Lachlan Murdoch has spoken out against new national security laws in Australia that could land journalists in jail, questioning whether his grandfather Sir Keith Murdoch would have been prevented from exposing the failings at Gallipoli had similar laws existed.

The News Corp co-chairman lamented Australia’s drop in world press freedom rankings, and said press freedoms in this country remained under threat. Australia currently sits at 33 on the Freedom house index, behind Belize.

However criticisms of the national security legislation and the threat it posed to journalists’ ability to report in the public interest formed the centrepiece of his recent Sir Keith Murdoch Oration at the State Library of Victoria.
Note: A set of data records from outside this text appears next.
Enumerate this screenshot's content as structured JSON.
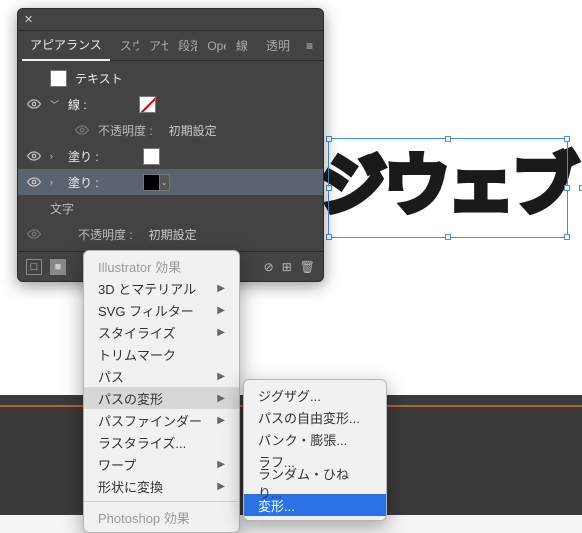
{
  "canvas": {
    "artwork_text": "ジウェブ"
  },
  "panel": {
    "title": "アピアランス",
    "tabs": [
      "スウ",
      "アセ",
      "段落",
      "Ope",
      "線",
      "透明"
    ],
    "rows": {
      "text": "テキスト",
      "stroke": "線 :",
      "fill": "塗り :",
      "fill2": "塗り :",
      "char": "文字",
      "opacity_label": "不透明度 :",
      "opacity_value": "初期設定"
    }
  },
  "menu_a": {
    "header": "Illustrator 効果",
    "items": [
      {
        "label": "3D とマテリアル",
        "sub": true
      },
      {
        "label": "SVG フィルター",
        "sub": true
      },
      {
        "label": "スタイライズ",
        "sub": true
      },
      {
        "label": "トリムマーク",
        "sub": false
      },
      {
        "label": "パス",
        "sub": true
      },
      {
        "label": "パスの変形",
        "sub": true,
        "selected": true
      },
      {
        "label": "パスファインダー",
        "sub": true
      },
      {
        "label": "ラスタライズ...",
        "sub": false
      },
      {
        "label": "ワープ",
        "sub": true
      },
      {
        "label": "形状に変換",
        "sub": true
      }
    ],
    "footer_header": "Photoshop 効果"
  },
  "menu_b": {
    "items": [
      {
        "label": "ジグザグ..."
      },
      {
        "label": "パスの自由変形..."
      },
      {
        "label": "パンク・膨張..."
      },
      {
        "label": "ラフ..."
      },
      {
        "label": "ランダム・ひねり..."
      },
      {
        "label": "変形...",
        "highlight": true
      }
    ]
  }
}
“After failing to repeal Section 18c of the Racial Discrimination act, which dramatically reduces free speech by making it unlawful to offend someone, our current government is introducing legislation that includes jailing journalists for up to 10 years if they disclose information that relates to a ‘special intelligence operation’,” he said.

“This proscription lasts in perpetuity. Forever. Long after an operation is complete. And breaching it has no defined defences, despite such defences being well understood under Australian law. “Of course, it is left ambiguous what a ‘special intelligence operation’ is, as it is left up to government agencies at the time to decide.”
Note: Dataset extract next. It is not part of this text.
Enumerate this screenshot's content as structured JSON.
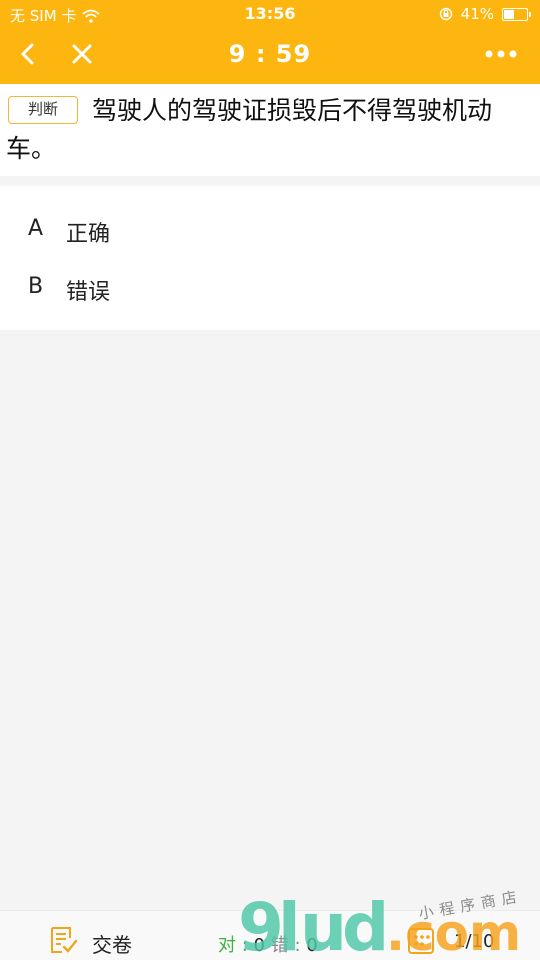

Mr Murdoch described Sir Keith’s Gallipoli letter, which he delivered to then prime minister Arthur Fisher, as well as the British prime minister, as “Australia’s boldest declaration that our nation had a right to know the truth”.

Sir Keith’s letter was based on a document written by British correspondent Ellis Ashmead- Bartlett that he could not get past military censors, as well as his own observations from the war zone. Ashmead- Bartlett gave his letter to Sir Keith to take back to Britain, but it was seized by military authorities in France.

“Would the Gallipoli campaign have been a ‘special operation’?” Mr Murdoch asked.

“Would Sir Keith have been arrested with Ashmead-Bartlett’s letter to spend the next 10 years in jail? And remember, the taking of that letter in Marseilles, a private communication to a Prime Minister, was a tremendous overreach by the military at that time.”

Mr Murdoch said the line “Trust us, we’re from the government” seemed to be a common theme when attempting to censor the media.

“But trust is something that should not be a consideration when restricting our fundamental freedoms. Our freedom of speech and freedom of the press are not things we should blindly entrust to anyone.”

View the speech in full here.

For more news from The Newspaper Works, click here.

Leave a comment